:: PROMPT ::
Only lines that contain the word "label" belong in the answer; copy them from the records below.

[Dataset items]
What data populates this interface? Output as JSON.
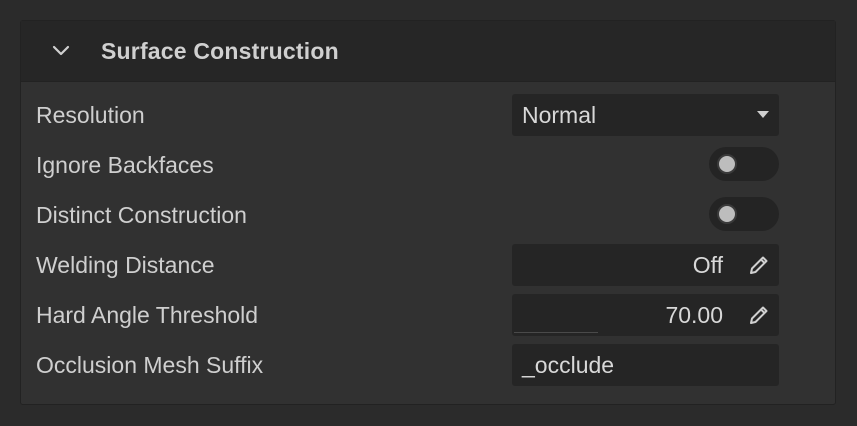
{
  "panel": {
    "title": "Surface Construction",
    "chevron_icon": "chevron-down-icon"
  },
  "rows": {
    "resolution": {
      "label": "Resolution",
      "value": "Normal",
      "icon": "caret-down-icon"
    },
    "ignore_backfaces": {
      "label": "Ignore Backfaces",
      "state": "off"
    },
    "distinct_construction": {
      "label": "Distinct Construction",
      "state": "off"
    },
    "welding_distance": {
      "label": "Welding Distance",
      "value": "Off",
      "icon": "pencil-icon"
    },
    "hard_angle_threshold": {
      "label": "Hard Angle Threshold",
      "value": "70.00",
      "icon": "pencil-icon"
    },
    "occlusion_mesh_suffix": {
      "label": "Occlusion Mesh Suffix",
      "value": "_occlude"
    }
  },
  "colors": {
    "background": "#2b2b2b",
    "panel": "#313131",
    "header": "#262626",
    "field": "#252525",
    "text": "#cfcfcf"
  }
}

:: COMPLETED TASK ::
      "label": "Resolution",
      "label": "Ignore Backfaces",
      "label": "Distinct Construction",
      "label": "Welding Distance",
      "label": "Hard Angle Threshold",
      "label": "Occlusion Mesh Suffix",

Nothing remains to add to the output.